MEXICO CITY -- The director of a maximum-security federal prison notorious for the escape of Mexico's top kingpin was arrested for alleged ties to drug gangs, authorities said Friday.
Francisco Javier Gomez Meza was arrested Thursday on suspicion of links to organized crime while he was a top official at the federal Attorney General's Office, according to a statement from the Public Safety Department. It did not elaborate on the allegations or give any indication that Gomez engaged in corruption as director of the Puente Grande prison in the western city of Guadalajara.
Between 2001 and 2008, Gomez was in charge of police deployments at the Federal Investigative Agency, a now-defunct police force tied to the Attorney General's Office. Before that, he was in charge of arrests and federal prison transfers.
An official at the Attorney General's Office said Gomez left the agency in 2008 because he was under investigation as part of "Operation Clean House," a sweeping corruption probe that led to the arrest of several top security officials for allegedly protecting the Beltran Leyva drug cartel. It was not clear if Gomez, who had not been charged at the time, resigned or was fired.
The official, who was not authorized to comment publicly about the case and spoke on condition of anonymity, said Gomez was appointed director of the Puente Grande prison in early 2010.
Officials at the Public Safety Department -- which oversees the federal prisons -- declined to comment on how Gomez was named to such a high-profile post.
Puente Grande has in the past been notorious for scandals including the 2001 escape of Joaquin "El Chapo" Guzman, the leader of the powerful Sinaloa cartel. Guzman, one of the world's most powerful drug traffickers, broke out of the prison by hiding a laundry truck. Several guards have been convicted of helping him.

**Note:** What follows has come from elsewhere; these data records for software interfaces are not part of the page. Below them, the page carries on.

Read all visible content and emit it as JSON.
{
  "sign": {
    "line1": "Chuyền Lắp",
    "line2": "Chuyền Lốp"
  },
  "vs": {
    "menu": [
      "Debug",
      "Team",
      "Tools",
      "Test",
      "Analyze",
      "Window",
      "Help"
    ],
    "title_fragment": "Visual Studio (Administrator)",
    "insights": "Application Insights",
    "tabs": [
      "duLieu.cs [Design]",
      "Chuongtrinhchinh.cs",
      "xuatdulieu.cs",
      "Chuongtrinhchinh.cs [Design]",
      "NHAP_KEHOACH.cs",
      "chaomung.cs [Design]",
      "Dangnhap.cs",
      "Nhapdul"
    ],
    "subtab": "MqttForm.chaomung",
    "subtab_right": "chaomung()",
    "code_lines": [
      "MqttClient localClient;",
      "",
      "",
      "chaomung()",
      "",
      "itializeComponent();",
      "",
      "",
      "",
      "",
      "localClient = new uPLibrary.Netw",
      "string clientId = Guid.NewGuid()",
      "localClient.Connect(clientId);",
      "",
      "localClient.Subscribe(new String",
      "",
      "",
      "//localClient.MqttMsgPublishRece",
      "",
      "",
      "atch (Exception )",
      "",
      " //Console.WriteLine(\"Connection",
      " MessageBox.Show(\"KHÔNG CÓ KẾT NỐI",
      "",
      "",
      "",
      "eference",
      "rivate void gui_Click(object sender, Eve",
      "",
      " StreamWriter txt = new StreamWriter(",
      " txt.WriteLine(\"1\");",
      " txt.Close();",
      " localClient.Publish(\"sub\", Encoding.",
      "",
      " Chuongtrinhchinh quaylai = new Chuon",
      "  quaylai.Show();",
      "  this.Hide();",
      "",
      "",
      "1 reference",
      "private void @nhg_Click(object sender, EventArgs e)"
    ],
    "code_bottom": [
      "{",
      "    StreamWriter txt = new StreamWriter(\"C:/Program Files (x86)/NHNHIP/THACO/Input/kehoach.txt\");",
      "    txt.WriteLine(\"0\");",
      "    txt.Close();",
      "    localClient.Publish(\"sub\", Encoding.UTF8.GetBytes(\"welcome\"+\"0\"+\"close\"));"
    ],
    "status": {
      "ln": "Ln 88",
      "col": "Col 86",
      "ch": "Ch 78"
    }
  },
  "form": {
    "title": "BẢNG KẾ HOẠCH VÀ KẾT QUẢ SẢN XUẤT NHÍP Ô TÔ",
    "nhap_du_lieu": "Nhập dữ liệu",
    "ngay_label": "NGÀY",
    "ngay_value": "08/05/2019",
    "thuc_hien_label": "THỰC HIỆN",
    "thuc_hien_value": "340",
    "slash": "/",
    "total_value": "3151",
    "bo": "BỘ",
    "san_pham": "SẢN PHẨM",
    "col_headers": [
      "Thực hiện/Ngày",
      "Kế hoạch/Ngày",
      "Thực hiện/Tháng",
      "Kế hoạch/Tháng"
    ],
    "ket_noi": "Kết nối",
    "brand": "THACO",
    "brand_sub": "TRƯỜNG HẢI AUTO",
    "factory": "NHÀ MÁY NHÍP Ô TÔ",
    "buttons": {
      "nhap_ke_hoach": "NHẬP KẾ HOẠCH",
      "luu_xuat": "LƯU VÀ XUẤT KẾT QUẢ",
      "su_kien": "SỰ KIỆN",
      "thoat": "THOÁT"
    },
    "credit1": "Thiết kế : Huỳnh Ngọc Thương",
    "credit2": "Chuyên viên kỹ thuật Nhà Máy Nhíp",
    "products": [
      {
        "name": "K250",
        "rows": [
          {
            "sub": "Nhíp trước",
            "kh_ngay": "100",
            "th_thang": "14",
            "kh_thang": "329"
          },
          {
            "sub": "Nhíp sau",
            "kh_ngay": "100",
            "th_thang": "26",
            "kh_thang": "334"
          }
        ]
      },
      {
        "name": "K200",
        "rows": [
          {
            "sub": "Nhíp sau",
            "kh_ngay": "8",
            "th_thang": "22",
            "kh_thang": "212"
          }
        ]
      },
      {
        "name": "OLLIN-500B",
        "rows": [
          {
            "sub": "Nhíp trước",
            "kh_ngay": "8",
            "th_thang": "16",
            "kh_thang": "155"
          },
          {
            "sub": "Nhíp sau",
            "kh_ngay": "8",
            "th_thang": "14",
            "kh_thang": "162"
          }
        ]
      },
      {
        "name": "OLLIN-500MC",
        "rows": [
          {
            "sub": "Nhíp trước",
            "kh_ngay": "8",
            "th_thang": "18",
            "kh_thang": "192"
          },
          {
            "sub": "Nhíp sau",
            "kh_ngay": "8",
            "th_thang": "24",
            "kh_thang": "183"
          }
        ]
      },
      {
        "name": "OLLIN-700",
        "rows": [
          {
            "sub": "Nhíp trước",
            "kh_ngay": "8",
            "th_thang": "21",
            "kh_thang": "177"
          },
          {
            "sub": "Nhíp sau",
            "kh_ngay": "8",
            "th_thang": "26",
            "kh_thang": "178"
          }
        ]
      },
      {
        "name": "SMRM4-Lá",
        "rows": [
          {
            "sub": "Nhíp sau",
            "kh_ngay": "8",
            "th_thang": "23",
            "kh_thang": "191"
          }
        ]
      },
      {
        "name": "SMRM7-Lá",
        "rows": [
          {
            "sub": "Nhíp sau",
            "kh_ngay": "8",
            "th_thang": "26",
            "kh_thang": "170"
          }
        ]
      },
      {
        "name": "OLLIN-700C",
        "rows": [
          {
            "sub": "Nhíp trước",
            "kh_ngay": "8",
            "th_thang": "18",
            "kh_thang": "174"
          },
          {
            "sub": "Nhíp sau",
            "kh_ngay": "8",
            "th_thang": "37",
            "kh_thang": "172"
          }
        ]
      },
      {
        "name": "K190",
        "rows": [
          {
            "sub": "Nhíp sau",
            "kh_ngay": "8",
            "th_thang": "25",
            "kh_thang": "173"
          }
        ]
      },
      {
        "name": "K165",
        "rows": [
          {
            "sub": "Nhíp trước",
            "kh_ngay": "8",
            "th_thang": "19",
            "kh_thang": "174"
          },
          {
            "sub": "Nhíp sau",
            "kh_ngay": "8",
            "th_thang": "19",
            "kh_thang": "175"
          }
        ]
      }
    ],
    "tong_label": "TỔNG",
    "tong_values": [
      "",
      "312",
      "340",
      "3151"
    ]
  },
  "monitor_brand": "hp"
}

The prison holds several infamous inmates including Rafael Caro Quintero, a drug cartel leader who is serving a 40-year sentence for the torture-murder of a Drug Enforcement Administration agent.
Corruption at all levels has been a relentless obstacle in Mexico's drug war, despite continuous attempts to purge municipal, state and federal police forces.
President Felipe Calderon replaced the Federal Investigative Agency with the 30,000-member Federal Police in an attempt to create a new, better-trained force.
Some 3,200 federal police have been dismissed this year for failing routine background checks and other tests designed to detect corruption, and the government touts the firings as evidence that it is rigorously trying to keep the new force clean.
Gomez's arrest came at the end of a particularly violent week in Mexico's drug war. More than 50 people were killed in five apparently unrelated massacres, including the shooting of six young men in a gritty Mexico City neighborhood -- an attack that fueled fears of the capital falling prey to the cartel-style violence has terrorized other parts of the country.
The bloodshed continued Friday with the discovery of a man shot to death and left in the Pacific resort city of Acapulco, according to a police report. He was found with a threatening message -- two days after Mayor Jose Luis Avila Sanchez warned people to stay indoors after dark because of rising violence in Acapulco.
Six people were killed in the city Wednesday, including three men and a woman found with their hands bound and tied.
Authorities in Acapulco are also investigating the disappearance of a Canadian businessman who disappeared there last week.
In western Michoacan state, meanwhile, soldiers arrested five people traveling in two cars with weapons and marijuana. Among those detained was the former mayor of the town of Tzitzio. A Defense Department statement said they are suspected of having ties to La Familia drug cartel.